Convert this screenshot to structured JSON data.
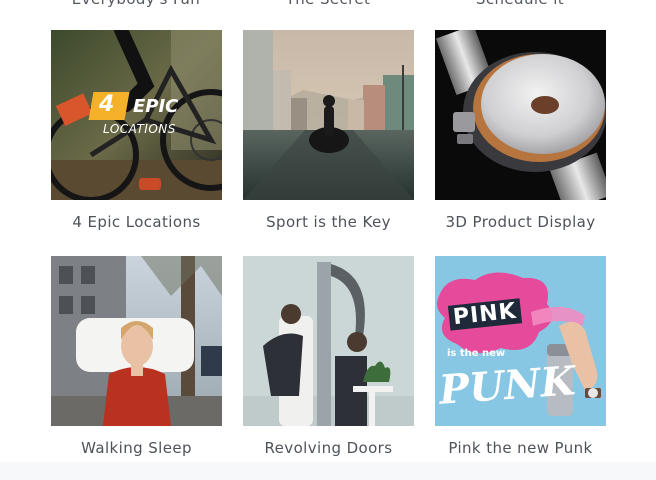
{
  "top_captions": [
    "Everybody's Fan",
    "The Secret",
    "Schedule it"
  ],
  "videos": [
    {
      "title": "4 Epic Locations",
      "overlay_number": "4",
      "overlay_word": "EPIC",
      "overlay_sub": "LOCATIONS",
      "accent": "#f5b12a"
    },
    {
      "title": "Sport is the Key"
    },
    {
      "title": "3D Product Display"
    },
    {
      "title": "Walking Sleep"
    },
    {
      "title": "Revolving Doors"
    },
    {
      "title": "Pink the new Punk",
      "overlay_word": "PINK",
      "overlay_sub": "is the new",
      "overlay_big": "PUNK",
      "accent": "#e64a9a"
    }
  ]
}
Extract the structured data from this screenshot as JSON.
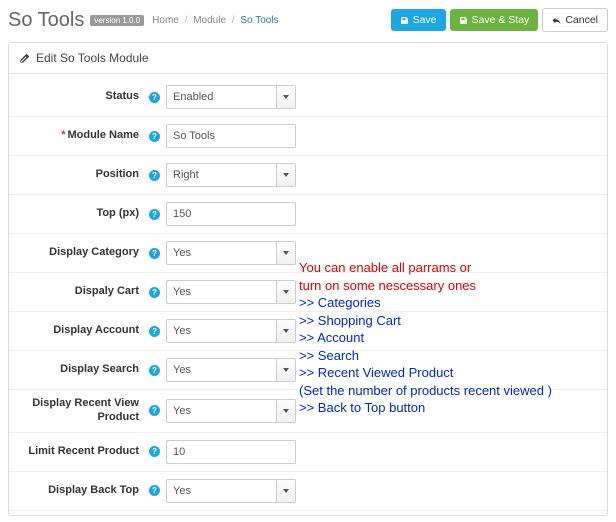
{
  "header": {
    "title": "So Tools",
    "version": "version 1.0.0",
    "breadcrumb": {
      "home": "Home",
      "module": "Module",
      "current": "So Tools"
    },
    "buttons": {
      "save": "Save",
      "save_stay": "Save & Stay",
      "cancel": "Cancel"
    }
  },
  "panel": {
    "title": "Edit So Tools Module"
  },
  "fields": {
    "status": {
      "label": "Status",
      "value": "Enabled"
    },
    "module_name": {
      "label": "Module Name",
      "value": "So Tools"
    },
    "position": {
      "label": "Position",
      "value": "Right"
    },
    "top": {
      "label": "Top (px)",
      "value": "150"
    },
    "display_category": {
      "label": "Display Category",
      "value": "Yes"
    },
    "display_cart": {
      "label": "Dispaly Cart",
      "value": "Yes"
    },
    "display_account": {
      "label": "Display Account",
      "value": "Yes"
    },
    "display_search": {
      "label": "Display Search",
      "value": "Yes"
    },
    "display_recent": {
      "label": "Display Recent View Product",
      "value": "Yes"
    },
    "limit_recent": {
      "label": "Limit Recent Product",
      "value": "10"
    },
    "display_backtop": {
      "label": "Display Back Top",
      "value": "Yes"
    }
  },
  "annotation": {
    "l1": "You can enable all parrams or",
    "l2": "turn on some nescessary ones",
    "l3": ">> Categories",
    "l4": ">> Shopping Cart",
    "l5": ">> Account",
    "l6": ">> Search",
    "l7": ">> Recent Viewed Product",
    "l8": "(Set the number of products recent viewed )",
    "l9": ">> Back to Top button"
  }
}
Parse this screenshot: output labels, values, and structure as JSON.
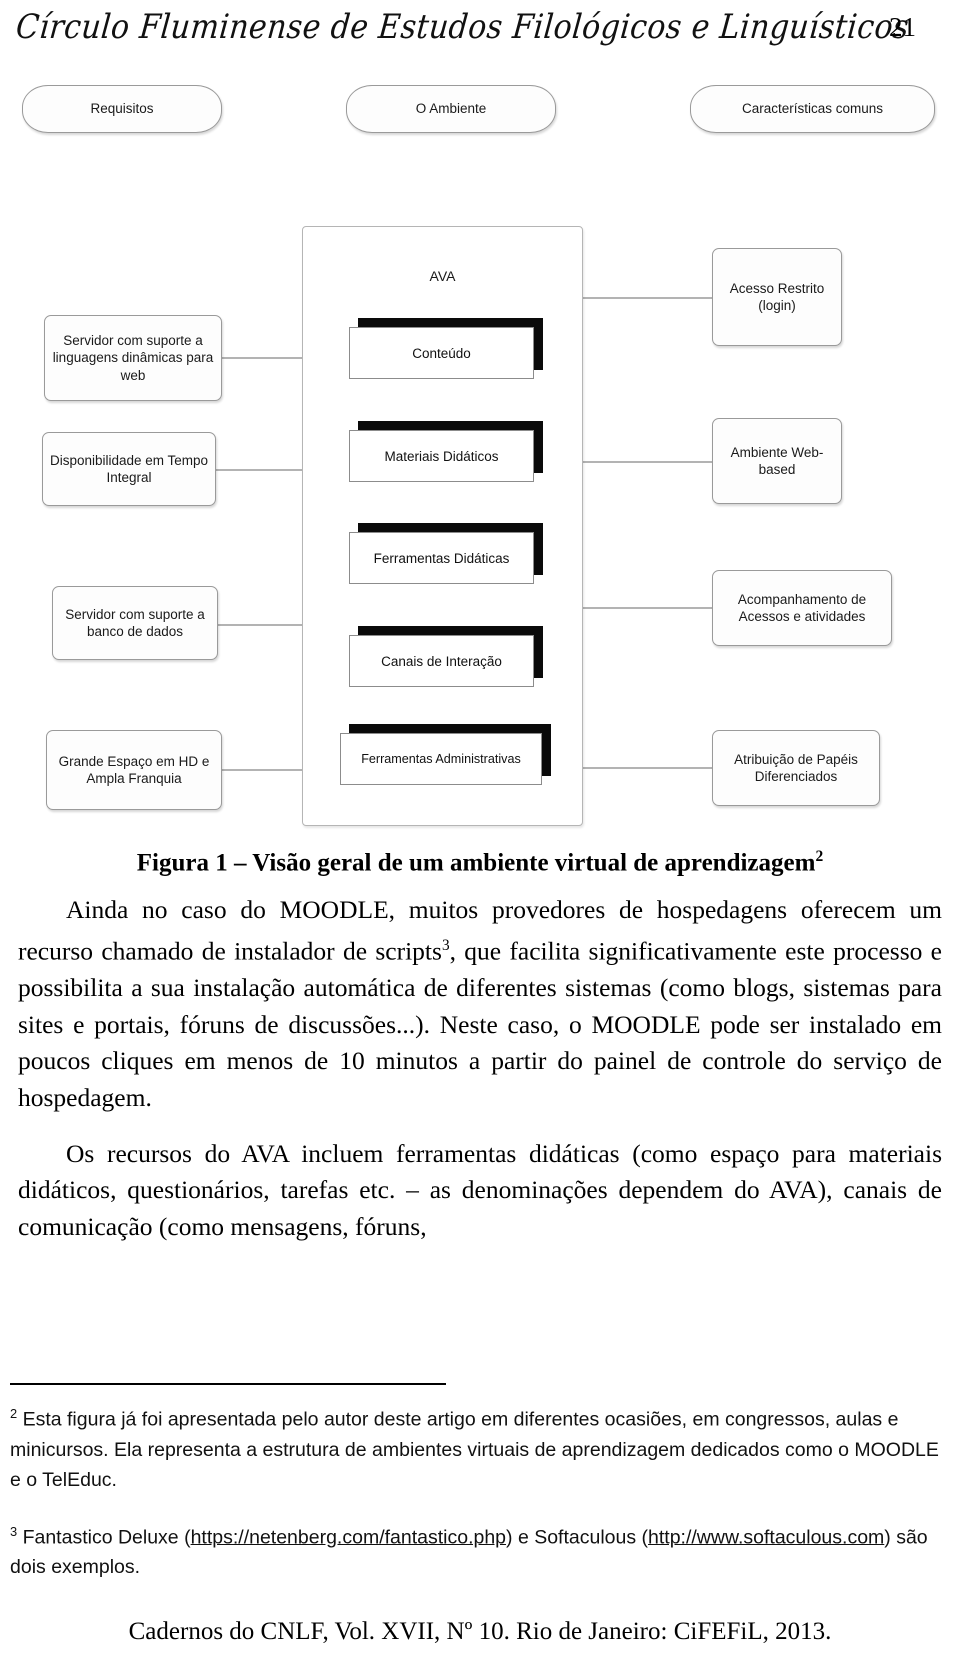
{
  "running_head": {
    "journal": "Círculo Fluminense de Estudos Filológicos e Linguísticos",
    "page_number": "21"
  },
  "figure": {
    "headers": [
      {
        "label": "Requisitos"
      },
      {
        "label": "O Ambiente"
      },
      {
        "label": "Características comuns"
      }
    ],
    "ava_label": "AVA",
    "left_nodes": [
      {
        "label": "Servidor com suporte a linguagens dinâmicas para web"
      },
      {
        "label": "Disponibilidade em Tempo Integral"
      },
      {
        "label": "Servidor com suporte a banco de dados"
      },
      {
        "label": "Grande Espaço em HD e Ampla Franquia"
      }
    ],
    "center_nodes": [
      {
        "label": "Conteúdo"
      },
      {
        "label": "Materiais Didáticos"
      },
      {
        "label": "Ferramentas Didáticas"
      },
      {
        "label": "Canais de Interação"
      },
      {
        "label": "Ferramentas Administrativas"
      }
    ],
    "right_nodes": [
      {
        "label": "Acesso Restrito (login)"
      },
      {
        "label": "Ambiente Web-based"
      },
      {
        "label": "Acompanhamento de Acessos e atividades"
      },
      {
        "label": "Atribuição de Papéis Diferenciados"
      }
    ],
    "caption_text": "Figura 1 – Visão geral de um ambiente virtual de aprendizagem",
    "caption_footnote_marker": "2"
  },
  "body": {
    "paragraph1_a": "Ainda no caso do MOODLE, muitos provedores de hospedagens oferecem um recurso chamado de instalador de scripts",
    "paragraph1_marker": "3",
    "paragraph1_b": ", que facilita significativamente este processo e possibilita a sua instalação automática de diferentes sistemas (como blogs, sistemas para sites e portais, fóruns de discussões...). Neste caso, o MOODLE pode ser instalado em poucos cliques em menos de 10 minutos a partir do painel de controle do serviço de hospedagem.",
    "paragraph2": "Os recursos do AVA incluem ferramentas didáticas (como espaço para materiais didáticos, questionários, tarefas etc. – as denominações dependem do AVA), canais de comunicação (como mensagens, fóruns,"
  },
  "footnotes": {
    "fn2_marker": "2",
    "fn2_text": "Esta figura já foi apresentada pelo autor deste artigo em diferentes ocasiões, em congressos, aulas e minicursos. Ela representa a estrutura de ambientes virtuais de aprendizagem dedicados como o MOODLE e o TelEduc.",
    "fn3_marker": "3",
    "fn3_pre": "Fantastico Deluxe (",
    "fn3_url1": "https://netenberg.com/fantastico.php",
    "fn3_mid": ") e Softaculous (",
    "fn3_url2": "http://www.softaculous.com",
    "fn3_post": ") são dois exemplos."
  },
  "colophon": {
    "text": "Cadernos do CNLF, Vol. XVII, Nº 10. Rio de Janeiro: CiFEFiL, 2013."
  }
}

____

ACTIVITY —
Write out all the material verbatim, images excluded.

RESPONSE BOX —
Convert this screenshot to structured JSON data.
{
  "top_captions": [
    "Everybody's Fan",
    "The Secret",
    "Schedule it"
  ],
  "videos": [
    {
      "title": "4 Epic Locations",
      "overlay_number": "4",
      "overlay_word": "EPIC",
      "overlay_sub": "LOCATIONS",
      "accent": "#f5b12a"
    },
    {
      "title": "Sport is the Key"
    },
    {
      "title": "3D Product Display"
    },
    {
      "title": "Walking Sleep"
    },
    {
      "title": "Revolving Doors"
    },
    {
      "title": "Pink the new Punk",
      "overlay_word": "PINK",
      "overlay_sub": "is the new",
      "overlay_big": "PUNK",
      "accent": "#e64a9a"
    }
  ]
}
Extract the structured data from this screenshot as JSON.
{
  "header": {
    "title": "So Tools",
    "version": "version 1.0.0",
    "breadcrumb": {
      "home": "Home",
      "module": "Module",
      "current": "So Tools"
    },
    "buttons": {
      "save": "Save",
      "save_stay": "Save & Stay",
      "cancel": "Cancel"
    }
  },
  "panel": {
    "title": "Edit So Tools Module"
  },
  "fields": {
    "status": {
      "label": "Status",
      "value": "Enabled"
    },
    "module_name": {
      "label": "Module Name",
      "value": "So Tools"
    },
    "position": {
      "label": "Position",
      "value": "Right"
    },
    "top": {
      "label": "Top (px)",
      "value": "150"
    },
    "display_category": {
      "label": "Display Category",
      "value": "Yes"
    },
    "display_cart": {
      "label": "Dispaly Cart",
      "value": "Yes"
    },
    "display_account": {
      "label": "Display Account",
      "value": "Yes"
    },
    "display_search": {
      "label": "Display Search",
      "value": "Yes"
    },
    "display_recent": {
      "label": "Display Recent View Product",
      "value": "Yes"
    },
    "limit_recent": {
      "label": "Limit Recent Product",
      "value": "10"
    },
    "display_backtop": {
      "label": "Display Back Top",
      "value": "Yes"
    }
  },
  "annotation": {
    "l1": "You can enable all parrams or",
    "l2": "turn on some nescessary ones",
    "l3": ">> Categories",
    "l4": ">> Shopping Cart",
    "l5": ">> Account",
    "l6": ">> Search",
    "l7": ">> Recent Viewed Product",
    "l8": "(Set the number of products recent viewed )",
    "l9": ">> Back to Top button"
  }
}
Parse this screenshot: output labels, values, and structure as JSON.
{
  "running_head": {
    "journal": "Círculo Fluminense de Estudos Filológicos e Linguísticos",
    "page_number": "21"
  },
  "figure": {
    "headers": [
      {
        "label": "Requisitos"
      },
      {
        "label": "O Ambiente"
      },
      {
        "label": "Características comuns"
      }
    ],
    "ava_label": "AVA",
    "left_nodes": [
      {
        "label": "Servidor com suporte a linguagens dinâmicas para web"
      },
      {
        "label": "Disponibilidade em Tempo Integral"
      },
      {
        "label": "Servidor com suporte a banco de dados"
      },
      {
        "label": "Grande Espaço em HD e Ampla Franquia"
      }
    ],
    "center_nodes": [
      {
        "label": "Conteúdo"
      },
      {
        "label": "Materiais Didáticos"
      },
      {
        "label": "Ferramentas Didáticas"
      },
      {
        "label": "Canais de Interação"
      },
      {
        "label": "Ferramentas Administrativas"
      }
    ],
    "right_nodes": [
      {
        "label": "Acesso Restrito (login)"
      },
      {
        "label": "Ambiente Web-based"
      },
      {
        "label": "Acompanhamento de Acessos e atividades"
      },
      {
        "label": "Atribuição de Papéis Diferenciados"
      }
    ],
    "caption_text": "Figura 1 – Visão geral de um ambiente virtual de aprendizagem",
    "caption_footnote_marker": "2"
  },
  "body": {
    "paragraph1_a": "Ainda no caso do MOODLE, muitos provedores de hospedagens oferecem um recurso chamado de instalador de scripts",
    "paragraph1_marker": "3",
    "paragraph1_b": ", que facilita significativamente este processo e possibilita a sua instalação automática de diferentes sistemas (como blogs, sistemas para sites e portais, fóruns de discussões...). Neste caso, o MOODLE pode ser instalado em poucos cliques em menos de 10 minutos a partir do painel de controle do serviço de hospedagem.",
    "paragraph2": "Os recursos do AVA incluem ferramentas didáticas (como espaço para materiais didáticos, questionários, tarefas etc. – as denominações dependem do AVA), canais de comunicação (como mensagens, fóruns,"
  },
  "footnotes": {
    "fn2_marker": "2",
    "fn2_text": "Esta figura já foi apresentada pelo autor deste artigo em diferentes ocasiões, em congressos, aulas e minicursos. Ela representa a estrutura de ambientes virtuais de aprendizagem dedicados como o MOODLE e o TelEduc.",
    "fn3_marker": "3",
    "fn3_pre": "Fantastico Deluxe (",
    "fn3_url1": "https://netenberg.com/fantastico.php",
    "fn3_mid": ") e Softaculous (",
    "fn3_url2": "http://www.softaculous.com",
    "fn3_post": ") são dois exemplos."
  },
  "colophon": {
    "text": "Cadernos do CNLF, Vol. XVII, Nº 10. Rio de Janeiro: CiFEFiL, 2013."
  }
}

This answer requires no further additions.